Those “field trip” assignments were for a Hybrid Forms course taught by Terry Thaxton, the MFA Program Director. We read a selection of books that blurred the lines between fiction, CNF, and poetry, while conducting an independent study of an aspect of hybridity that interested us, that became first an annotated bibliography and then a craft essay. Being a screenwriter, I examined the ways in which prose and poetry have intersected with film (works that either took the form of a screenplay or incorporated/emulated the cinematic experience.) The piece was grounded in Truman Capote’s In Cold Blood and the different adaptations that have come out of it (Did you know that there’s even a graphic novel depicting Capote’s time in Kansas? It’s called…Capote in Kansas.) I wound up finding way too many good sources for the essay and had to scramble to both read them and squeeze them into my essay, but I was super successful in the end! Our other big project involved us creating a Hybrid work of our own. Mine revolved around the character of Sam (the piano player) in Casablanca and how he’s sort of dropped from the film’s narrative partway through. It’s still a work in progress, but it combines personal essay, cultural criticism, and fictive screenwriting (as I imagine where Sam wound up when everyone else left Morocco.)
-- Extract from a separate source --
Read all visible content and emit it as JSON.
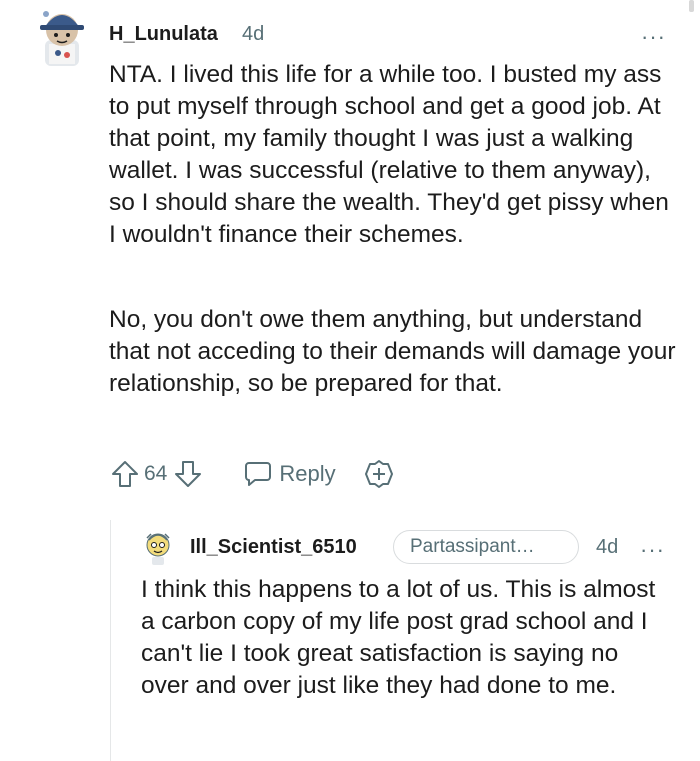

That class entailed reading a book a week, and writing a reaction/imitation each week. My Contemporary Nonfiction course also entailed a book a week, as well as a reaction and an imitation. So I was balancing working 32 hours a week with two books and lots of lots of writing, which was super-fun. But the books we read in Contemporary Nonfiction were all great, and between the two classes, I got so much more actual writing done than I had the semester before. We had to pinpoint an element of craft that stood out to us in each nonfiction book for our annotations, and having that aspect of craft as a jumping-off point made it much easier to write successful imitations. My final project for that course revolved around Sister Rosetta Tharpe (an early influence on rock music and all around fascinating person,) and I’m really excited to see how the piece shapes up in the future! This piece and the Casablanca one were also very research intensive, but that’s always been my favorite part of nonfiction writing (at least once I pinpoint some good sources…it took me ages to find anything on Dooley Wilson, who portrayed Sam. The Schomburg Center in New York pretty much saved my project.)
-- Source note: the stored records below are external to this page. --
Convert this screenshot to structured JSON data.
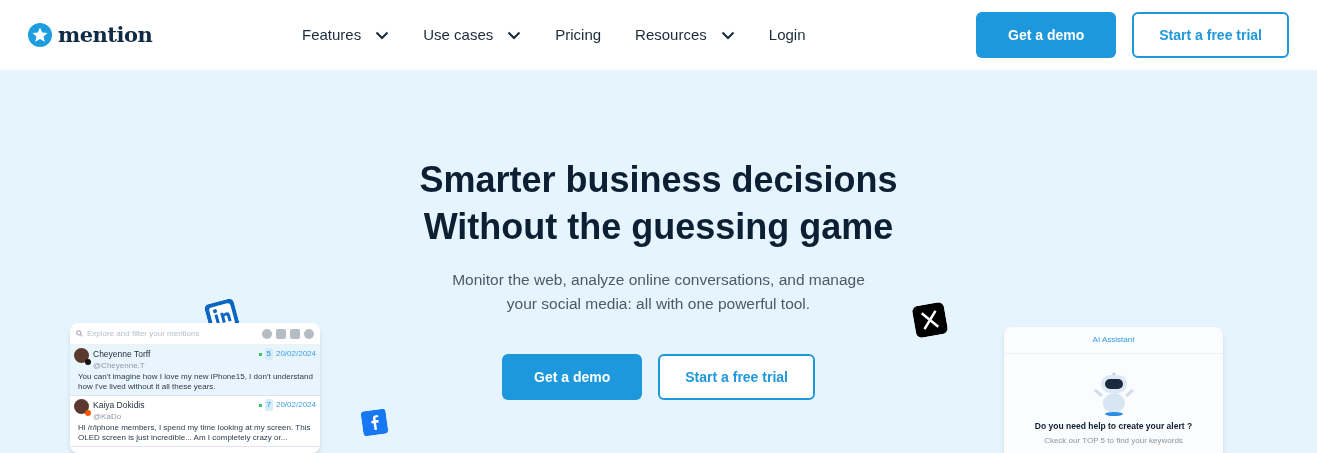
{
  "header": {
    "logo": "mention",
    "nav": [
      {
        "label": "Features",
        "dropdown": true
      },
      {
        "label": "Use cases",
        "dropdown": true
      },
      {
        "label": "Pricing",
        "dropdown": false
      },
      {
        "label": "Resources",
        "dropdown": true
      },
      {
        "label": "Login",
        "dropdown": false
      }
    ],
    "buttons": [
      {
        "label": "Get a demo",
        "kind": "primary"
      },
      {
        "label": "Start a free trial",
        "kind": "outline"
      }
    ]
  },
  "hero": {
    "title_lines": [
      "Smarter business decisions",
      "Without the guessing game"
    ],
    "subtitle_lines": [
      "Monitor the web, analyze online conversations, and manage",
      "your social media: all with one powerful tool."
    ],
    "buttons": [
      {
        "label": "Get a demo",
        "kind": "primary"
      },
      {
        "label": "Start a free trial",
        "kind": "outline"
      }
    ]
  },
  "mentions_card": {
    "search_placeholder": "Explore and filter your mentions",
    "mentions": [
      {
        "name": "Cheyenne Torff",
        "handle": "@Cheyenne.T",
        "count": "5",
        "date": "20/02/2024",
        "text": "You can't imagine how I love my new iPhone15, I don't understand how I've lived without it all these years.",
        "kind": "x",
        "selected": true
      },
      {
        "name": "Kaiya Dokidis",
        "handle": "@KaDo",
        "count": "7",
        "date": "20/02/2024",
        "text": "Hi /r/iphone members, I spend my time looking at my screen. This OLED screen is just incredible... Am I completely crazy or...",
        "kind": "reddit",
        "selected": false
      }
    ]
  },
  "assistant_card": {
    "title": "AI Assistant",
    "question": "Do you need help to create your alert ?",
    "hint": "Ckeck our TOP 5 to find your keywords"
  }
}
Rounding out my semester, I returned to Journeys Academy up in Sanford (there was super-fun construction on the surface road up to the school, but it still beat paying astronomical tolls each week, and I got to find aforementioned thrift stores!) I led the students in lessons on topics such as travel writing, their relationship with technology, and how to write effective descriptions. My teaching partner was a poetry student, and since I probably hadn’t written a poem since I was in middle school, I was grateful to have her there to get the students interested in poetry. There was one day that I was almost at the school when I discovered that she was still by UCF, locked out of her car. Backtracking to pick her up would have meant missing out on first period at Journeys, so I continued up north to teach the lesson alone. It was a poetry lesson that she’d planned, that I felt totally unequipped to teach on my own, so the lesson took some improvisation, but I had the students jump in and name objects in the classroom and what they might symbolize in a poem before they wrote poems about school, and some great works came out of it. On the last day of class, a student remarked to us that she’d always hated writing until we’d come into her classroom, but now writing excited her. I couldn’t think of a better way to end the semester.
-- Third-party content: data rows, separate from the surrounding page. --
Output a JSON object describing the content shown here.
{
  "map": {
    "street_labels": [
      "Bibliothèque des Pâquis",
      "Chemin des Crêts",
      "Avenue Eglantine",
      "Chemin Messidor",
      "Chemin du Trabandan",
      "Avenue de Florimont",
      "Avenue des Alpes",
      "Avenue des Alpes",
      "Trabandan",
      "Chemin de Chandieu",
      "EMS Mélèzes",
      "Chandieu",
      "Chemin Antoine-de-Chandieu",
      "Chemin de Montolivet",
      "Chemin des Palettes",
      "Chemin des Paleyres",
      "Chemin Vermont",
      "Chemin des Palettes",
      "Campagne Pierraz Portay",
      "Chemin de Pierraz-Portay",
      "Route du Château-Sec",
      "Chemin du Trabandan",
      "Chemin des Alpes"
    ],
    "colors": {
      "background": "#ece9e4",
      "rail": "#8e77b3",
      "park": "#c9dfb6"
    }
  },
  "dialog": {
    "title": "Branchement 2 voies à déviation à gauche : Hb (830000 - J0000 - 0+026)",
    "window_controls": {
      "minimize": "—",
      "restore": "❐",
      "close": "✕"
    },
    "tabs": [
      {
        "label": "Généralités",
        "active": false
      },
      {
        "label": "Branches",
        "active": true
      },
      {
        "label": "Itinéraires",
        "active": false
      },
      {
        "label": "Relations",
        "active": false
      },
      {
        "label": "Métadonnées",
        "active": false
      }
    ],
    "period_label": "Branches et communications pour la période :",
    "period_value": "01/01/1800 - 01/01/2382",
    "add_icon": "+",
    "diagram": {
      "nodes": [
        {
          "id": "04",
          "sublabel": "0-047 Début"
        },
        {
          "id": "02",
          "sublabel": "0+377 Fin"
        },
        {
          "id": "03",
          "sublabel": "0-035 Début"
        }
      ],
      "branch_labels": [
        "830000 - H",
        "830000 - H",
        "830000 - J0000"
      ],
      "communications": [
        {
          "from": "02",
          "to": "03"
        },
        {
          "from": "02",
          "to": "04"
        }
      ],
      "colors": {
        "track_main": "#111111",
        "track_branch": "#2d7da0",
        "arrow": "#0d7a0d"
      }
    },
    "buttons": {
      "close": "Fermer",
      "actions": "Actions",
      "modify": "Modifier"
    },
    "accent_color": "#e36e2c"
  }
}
This summer, I’ll be working full-time, trying to flesh out a few screenplay Ideas I have, and trying to piece together an early version of my thesis before the fall semester starts. I’m currently finishing up a collection of Wayne Kostenbaum’s essays before I move on to the next book on my list (probably some Chuck Klosterman essays.) Hopefully I get to see more of the city, too (well, I’ve already found more thrift stores and record shops, much to my wallet’s chagrin.) And then, bring on the second year!